The creepy origins of the ‘Jersey Devil’
It was in January of 1909 that New Jersey was gripped by reports of multiple sightings of the infamous New Jersey Devil.
If you’re unfamiliar with the legend, there are multiple origin stories for the beast, but on of the most popular says that in 1735, a woman in the Pine Barrens named Jane Leeds was giving birth to her 13th child when she cried out “Let the devil take this one!” (apparently 12 children were enough for her). When the child was born, so the legend goes, it turned into a monster with the head of a collie, the wings of a bat, and cloven feet. Other accounts include claws for hands, horns, and a split tail. It is identified by its blood curdling scream.
So, anyway, during the week of Jan. 16-23, 1909, it reportedly attacked a trolley car in Haddon Heights where police shot at it but the beast escaped; according to the New Jersey Historical Society:

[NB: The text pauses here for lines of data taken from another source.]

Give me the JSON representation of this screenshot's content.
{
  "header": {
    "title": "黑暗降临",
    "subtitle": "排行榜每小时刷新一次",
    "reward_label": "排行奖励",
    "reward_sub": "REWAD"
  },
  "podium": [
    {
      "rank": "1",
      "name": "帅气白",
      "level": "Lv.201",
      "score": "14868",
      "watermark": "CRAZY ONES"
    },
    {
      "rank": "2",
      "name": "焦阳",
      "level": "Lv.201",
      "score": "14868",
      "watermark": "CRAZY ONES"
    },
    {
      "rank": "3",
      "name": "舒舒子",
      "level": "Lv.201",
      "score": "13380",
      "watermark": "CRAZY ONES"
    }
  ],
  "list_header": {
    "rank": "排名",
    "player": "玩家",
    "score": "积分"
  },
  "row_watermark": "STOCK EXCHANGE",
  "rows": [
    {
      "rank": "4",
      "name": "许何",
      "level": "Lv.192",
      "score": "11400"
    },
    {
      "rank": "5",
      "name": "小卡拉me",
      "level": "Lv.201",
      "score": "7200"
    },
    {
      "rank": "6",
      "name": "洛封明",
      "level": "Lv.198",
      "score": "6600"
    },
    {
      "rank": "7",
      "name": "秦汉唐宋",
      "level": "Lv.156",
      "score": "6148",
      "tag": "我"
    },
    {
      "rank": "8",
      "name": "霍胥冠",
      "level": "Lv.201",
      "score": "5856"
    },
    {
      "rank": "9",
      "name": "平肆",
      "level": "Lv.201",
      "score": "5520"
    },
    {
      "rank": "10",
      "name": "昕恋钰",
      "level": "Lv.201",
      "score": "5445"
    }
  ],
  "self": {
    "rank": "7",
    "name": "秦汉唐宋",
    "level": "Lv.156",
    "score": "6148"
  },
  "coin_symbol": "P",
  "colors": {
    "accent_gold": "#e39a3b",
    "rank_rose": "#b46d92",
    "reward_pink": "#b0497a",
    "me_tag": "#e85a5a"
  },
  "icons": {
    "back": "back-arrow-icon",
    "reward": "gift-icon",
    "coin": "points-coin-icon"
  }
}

Councilman E.P. Weeden of Trenton claimed to have been awoken by flapping wings outside his bedroom window. The Councilman said he found cloven footprints in the snow and several other instances of similar footprints were reported in Trenton at the time. Hundreds, if not thousands, of other people also claimed to have seen the Devil within a week or so of the Councilman's "sighting" and news of the multiple sightings were reported in local papers. The January 1909 sightings were not limited to New Jersey...there were reported sightings across the river in Pennsylvania and some sightings in Delaware as well.
This prompted groups of hunters/vigilantes to comb the Pine Barrens; it was reported that the Philadelphia Zoo offered a reward for the capture of the creature, spurring the hunt even more. The Devil was never captured and inhabits the Pine Barrens until this very day (or so the legend goes).